the former are particularly common, small numbers of Black-thoated
Diver are regular too. I have seen Osprey here during the summer months
and Golden Eagle can often be seen soaring over the valley.
common around the lake and on the river.
A selection of woodland
species, including Black Grouse and
are present on the slopes. Mistle Thrush, a localised species in
Norway, are a regular feature. Later in the sping (at least up to an
including late May) the fields next to the river may flood and become
productive for a number of waders - largely the usual suspects but I
have seen Great Snipe and Red-necked Phalarope here more or less side
by side. The latter two species were no doubt migrants heading up to
breed in areas still covered by snow.
Grey Shrike, Heggeriset, Engerdal, October 2014
One of a couple of singing Icterine Warblers present at Heggeriset,
Engerdal, June 2017
Engersjøen, June 2016
Dunlin occur as migrants and I have also seen them on breeding habitat
on the tops. This bird dropped in at Heggeriset in June 2017
During the autumn some good
migration can be observed here with
numbers of thrushes and finches moving through. I have
Waxwing and Great Grey Shrike here as passage birds in mid September -
Jay landscape, Kuhølen in Engerdal, Hedmark, February 2015 -
at least four Sibe Jays and a Black Grouse were seen during a brief
pause during a skiing trip here.
is a locality that is not in "A
Birdwatchers Guide to Norway" and
a typical example of
how easy it is to find one's own places with the aid of a map. It
looked good on the map and is good in reality.
area is much more open and the
trail here goes right at the tree
limit. For numbers of birds this is the best place I have visited thus
far - without finding anything really special. There are higher tops
surrounding the valley which I have not yet had the chance to explore.
Yellow Wagtail, Whinchat,
Wheatear, Meadow pipit and of
course Willow Warbler are the commonest species here. Several species
of wader breed here including Wood Sandpiper and Whimbrel.
the autumn the number of
species to be seen in Rødal
drops considerably but quality can make up for quantity. Autumn passage
birds observed here have included Hawk Owl and Rough-legged Buzzard.
are a possibility in Engerdal - at least during autumn and winter. They
seem to favour areas on, or close to, the tree line. This particular
was taken in Øygarden, October 2014
Mountain tops / upland
ground above the
treeline a variety of wildfowl
along with Ptarmigan and other upland species can be found. Long-tailed
Duck, Common Scoter, Tufted Duck and Wigeon are the commonest of the
breeding ducks. One of the commonest waders on the tops is Golden
possible to travel to Engerdal with public transport the
nature of the birding means that a car will almost certainly be
Owl, Engerdal, September
There is a variety
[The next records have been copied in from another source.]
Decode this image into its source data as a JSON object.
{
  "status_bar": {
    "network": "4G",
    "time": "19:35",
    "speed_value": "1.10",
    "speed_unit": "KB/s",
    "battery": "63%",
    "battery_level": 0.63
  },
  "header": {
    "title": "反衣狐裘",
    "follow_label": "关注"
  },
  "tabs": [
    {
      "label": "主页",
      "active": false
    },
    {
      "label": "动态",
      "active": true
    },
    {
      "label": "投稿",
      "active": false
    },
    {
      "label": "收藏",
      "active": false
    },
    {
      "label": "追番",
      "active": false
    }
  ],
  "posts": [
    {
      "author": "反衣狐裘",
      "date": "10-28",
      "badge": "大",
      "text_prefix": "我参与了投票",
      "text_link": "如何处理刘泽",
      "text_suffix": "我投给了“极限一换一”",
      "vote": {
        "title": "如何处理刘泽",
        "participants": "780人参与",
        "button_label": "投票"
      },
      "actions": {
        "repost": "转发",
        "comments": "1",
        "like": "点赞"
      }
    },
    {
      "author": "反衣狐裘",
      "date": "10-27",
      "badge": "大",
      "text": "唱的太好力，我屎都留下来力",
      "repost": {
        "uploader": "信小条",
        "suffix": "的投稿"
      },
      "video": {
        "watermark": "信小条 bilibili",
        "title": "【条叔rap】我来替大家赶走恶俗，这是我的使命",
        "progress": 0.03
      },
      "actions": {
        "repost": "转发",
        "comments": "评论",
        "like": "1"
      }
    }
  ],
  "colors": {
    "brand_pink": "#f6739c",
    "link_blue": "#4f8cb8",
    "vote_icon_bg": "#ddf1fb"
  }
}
of accomodation available in the area.
information and books
Links to other websites covering Engerdal can be found below:
wide variety of fish live in the lakes and rivers.
are numerous - tracks and signs
are everywhere and they can be seen
in the woods if one is quiet. Flocks of tame Reindeer are common in the
area around Drevsjø. Beaver are a common species but it is not
easy to see the animals themselves despite the fact there is evidence
of them all over the place.
I have seen Otter at Heggeriset, even in the depths of winter when the
vast majority of fresh water is frozen.
and Wolf are all
present - although I have yet to be lucky
enough to see them.
Beaver, June 2017